Lime can be found throughout Europe though there are two principle types: the summer or broad-leaved lime (Tilia platyphyllos) and the winter or small-leaved lime (Tilia cordata). The small-leaved lime is more common in more northern climes. Furthermore, there is a third hybrid variant of the two, known as the dutch or common lime (Tilia x europeae).
The difference between them is easiest to tell by the size of their leaves and the number of blooms on their umbels. The summer lime has larger leaves and only 3 blooms per umbel, the winter lime has 5 or more blooms or fruit on each umbel.
Traditionally lime trees were planted to mark important locations or gathering places such as village square.
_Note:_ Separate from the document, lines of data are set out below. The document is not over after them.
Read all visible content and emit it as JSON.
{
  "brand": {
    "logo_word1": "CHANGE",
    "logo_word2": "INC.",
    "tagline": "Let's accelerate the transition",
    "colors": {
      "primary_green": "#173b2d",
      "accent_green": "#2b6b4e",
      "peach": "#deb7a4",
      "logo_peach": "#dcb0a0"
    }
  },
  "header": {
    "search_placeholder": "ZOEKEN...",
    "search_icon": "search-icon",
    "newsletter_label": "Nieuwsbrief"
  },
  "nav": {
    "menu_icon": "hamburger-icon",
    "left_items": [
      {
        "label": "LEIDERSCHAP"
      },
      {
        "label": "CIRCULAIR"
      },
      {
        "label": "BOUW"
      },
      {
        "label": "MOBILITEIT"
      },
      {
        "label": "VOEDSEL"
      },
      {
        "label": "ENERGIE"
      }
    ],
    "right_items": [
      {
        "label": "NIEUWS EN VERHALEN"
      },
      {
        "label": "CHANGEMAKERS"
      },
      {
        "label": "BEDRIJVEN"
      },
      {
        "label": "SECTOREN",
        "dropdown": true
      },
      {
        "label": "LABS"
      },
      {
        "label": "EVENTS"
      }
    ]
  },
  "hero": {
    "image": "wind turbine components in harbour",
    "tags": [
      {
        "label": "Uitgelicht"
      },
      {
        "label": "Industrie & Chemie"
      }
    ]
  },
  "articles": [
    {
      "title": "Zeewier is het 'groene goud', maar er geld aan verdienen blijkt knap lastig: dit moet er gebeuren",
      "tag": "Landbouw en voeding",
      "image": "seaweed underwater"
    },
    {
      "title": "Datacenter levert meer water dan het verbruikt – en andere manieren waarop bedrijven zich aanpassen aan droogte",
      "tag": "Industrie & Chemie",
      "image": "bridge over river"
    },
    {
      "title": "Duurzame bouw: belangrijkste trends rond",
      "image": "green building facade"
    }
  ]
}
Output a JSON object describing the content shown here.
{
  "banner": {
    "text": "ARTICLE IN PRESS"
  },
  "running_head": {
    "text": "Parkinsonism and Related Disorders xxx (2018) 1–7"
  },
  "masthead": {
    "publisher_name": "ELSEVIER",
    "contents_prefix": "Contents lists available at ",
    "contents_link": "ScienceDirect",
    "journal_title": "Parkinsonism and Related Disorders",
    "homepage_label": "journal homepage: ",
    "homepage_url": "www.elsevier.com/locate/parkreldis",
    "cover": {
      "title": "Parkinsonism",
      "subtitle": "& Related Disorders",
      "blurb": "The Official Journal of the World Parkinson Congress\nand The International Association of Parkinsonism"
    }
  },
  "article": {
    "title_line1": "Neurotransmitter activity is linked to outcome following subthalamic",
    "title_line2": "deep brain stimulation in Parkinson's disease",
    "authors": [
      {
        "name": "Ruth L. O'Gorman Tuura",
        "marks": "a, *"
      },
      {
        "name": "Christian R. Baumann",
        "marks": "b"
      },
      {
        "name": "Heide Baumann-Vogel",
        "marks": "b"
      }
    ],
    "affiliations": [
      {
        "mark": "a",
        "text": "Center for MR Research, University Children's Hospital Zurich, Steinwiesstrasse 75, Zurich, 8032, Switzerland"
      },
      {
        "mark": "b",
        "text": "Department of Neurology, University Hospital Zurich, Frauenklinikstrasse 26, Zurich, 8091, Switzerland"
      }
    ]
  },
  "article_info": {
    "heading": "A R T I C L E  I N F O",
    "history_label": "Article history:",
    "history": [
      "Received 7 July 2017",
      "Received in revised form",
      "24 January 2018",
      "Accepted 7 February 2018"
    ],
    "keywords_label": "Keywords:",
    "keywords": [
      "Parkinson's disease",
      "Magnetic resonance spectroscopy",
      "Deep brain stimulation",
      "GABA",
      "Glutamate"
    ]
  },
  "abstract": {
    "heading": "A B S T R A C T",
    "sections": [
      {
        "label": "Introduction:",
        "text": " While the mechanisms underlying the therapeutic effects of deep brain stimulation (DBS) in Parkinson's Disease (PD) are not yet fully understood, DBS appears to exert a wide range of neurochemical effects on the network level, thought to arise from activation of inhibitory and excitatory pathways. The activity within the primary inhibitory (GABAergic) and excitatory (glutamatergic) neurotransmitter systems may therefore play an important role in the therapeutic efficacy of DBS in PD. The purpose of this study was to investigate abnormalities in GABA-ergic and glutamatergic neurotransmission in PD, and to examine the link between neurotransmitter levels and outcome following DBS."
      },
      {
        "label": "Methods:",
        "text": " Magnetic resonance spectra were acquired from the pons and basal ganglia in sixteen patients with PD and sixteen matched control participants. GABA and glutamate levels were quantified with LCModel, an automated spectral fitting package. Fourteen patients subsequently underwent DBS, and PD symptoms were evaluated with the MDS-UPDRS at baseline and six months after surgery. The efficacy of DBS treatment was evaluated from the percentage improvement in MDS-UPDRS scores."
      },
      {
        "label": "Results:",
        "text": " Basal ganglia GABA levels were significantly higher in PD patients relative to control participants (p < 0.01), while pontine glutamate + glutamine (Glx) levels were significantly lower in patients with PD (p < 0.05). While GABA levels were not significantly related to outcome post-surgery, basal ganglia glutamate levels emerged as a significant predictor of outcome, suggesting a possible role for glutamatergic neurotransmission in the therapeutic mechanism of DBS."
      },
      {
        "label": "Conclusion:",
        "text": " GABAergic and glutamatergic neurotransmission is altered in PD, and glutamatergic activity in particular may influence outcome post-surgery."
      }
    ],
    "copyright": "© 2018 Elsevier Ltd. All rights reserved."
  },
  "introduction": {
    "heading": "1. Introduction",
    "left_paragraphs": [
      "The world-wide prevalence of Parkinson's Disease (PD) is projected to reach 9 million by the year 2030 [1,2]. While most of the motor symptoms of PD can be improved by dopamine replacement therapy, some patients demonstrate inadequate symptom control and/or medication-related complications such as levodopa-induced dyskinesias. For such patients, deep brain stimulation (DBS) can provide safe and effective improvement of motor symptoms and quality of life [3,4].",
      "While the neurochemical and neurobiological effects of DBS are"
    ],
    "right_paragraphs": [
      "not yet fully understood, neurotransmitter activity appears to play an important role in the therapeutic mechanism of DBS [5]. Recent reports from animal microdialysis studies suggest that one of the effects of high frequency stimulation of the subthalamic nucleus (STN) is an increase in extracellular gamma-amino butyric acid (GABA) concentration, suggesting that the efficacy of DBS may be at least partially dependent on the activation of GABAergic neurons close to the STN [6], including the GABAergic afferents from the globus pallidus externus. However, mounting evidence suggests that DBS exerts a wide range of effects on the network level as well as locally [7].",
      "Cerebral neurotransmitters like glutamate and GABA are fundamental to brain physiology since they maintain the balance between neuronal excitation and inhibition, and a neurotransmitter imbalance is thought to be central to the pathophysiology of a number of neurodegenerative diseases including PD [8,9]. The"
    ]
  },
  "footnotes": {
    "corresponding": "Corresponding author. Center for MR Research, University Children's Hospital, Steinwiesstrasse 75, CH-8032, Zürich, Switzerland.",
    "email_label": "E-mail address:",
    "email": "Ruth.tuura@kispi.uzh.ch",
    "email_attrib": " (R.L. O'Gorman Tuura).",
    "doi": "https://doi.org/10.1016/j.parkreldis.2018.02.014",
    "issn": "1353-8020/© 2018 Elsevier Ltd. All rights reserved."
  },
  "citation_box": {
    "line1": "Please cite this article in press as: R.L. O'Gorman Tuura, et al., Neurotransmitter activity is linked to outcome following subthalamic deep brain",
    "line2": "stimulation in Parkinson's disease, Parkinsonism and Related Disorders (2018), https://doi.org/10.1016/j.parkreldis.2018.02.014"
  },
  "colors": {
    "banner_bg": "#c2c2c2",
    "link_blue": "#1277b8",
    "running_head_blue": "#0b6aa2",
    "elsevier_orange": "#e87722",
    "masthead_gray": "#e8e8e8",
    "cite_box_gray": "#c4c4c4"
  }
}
The shade of the lime tree was therefore often the location for communal activities such as dances or where court was held. Countless songs, declarations and customs testify to this. Many place names are also derived from the limes which stand there.
Lime trees grow individually or in groups in mixed woodland in lowlands as well as the lower levels of mountainous regions. Larger areas of lime woodland are less common, but can still be found in Eastern Europe or Russia. The summer lime was often planted in parks and along roads.
Winter lime trees can reach 25m to 30m high, summer limes up to 40m. A freestanding lime tree won’t grow quite so high but develops a broad crown. Lime trees can become several hundred years old – some trees are even thought to be 1000 years old.
Lime woods from all three types of lime have similar properties and are difficult to distinguish from one another, even under the microscope. Lime belongs to the class of ripe wood trees i.e. heart and sapwood have the same colour. The wood is white-yellowish, sometimes with a partial red or green colouring. The annual rings are only lightly visible - the longitudinal surface is therefore lightly striped or has a slight wavy grain.
Lime is light to medium-weight, soft and tough. It has a fine and dense structure but is not particularly strong. When dry the wood is stable and can be worked easily in all directions. It is therefore highly prized for turning and carving.
Lime wood is not particularly durable and is only used indoors. It yellows when exposed to the sun.
Lime wood can be easily worked by hand or machine. Surface finishing is also straightforward. The even fine-pored wood structure makes it ideally suited for staining, painting and varnishing. Surface blemishing can occur when in contact with iron.
Lime wood is available as round or sawn timber.
- Turning and carving
- centre ply
- model building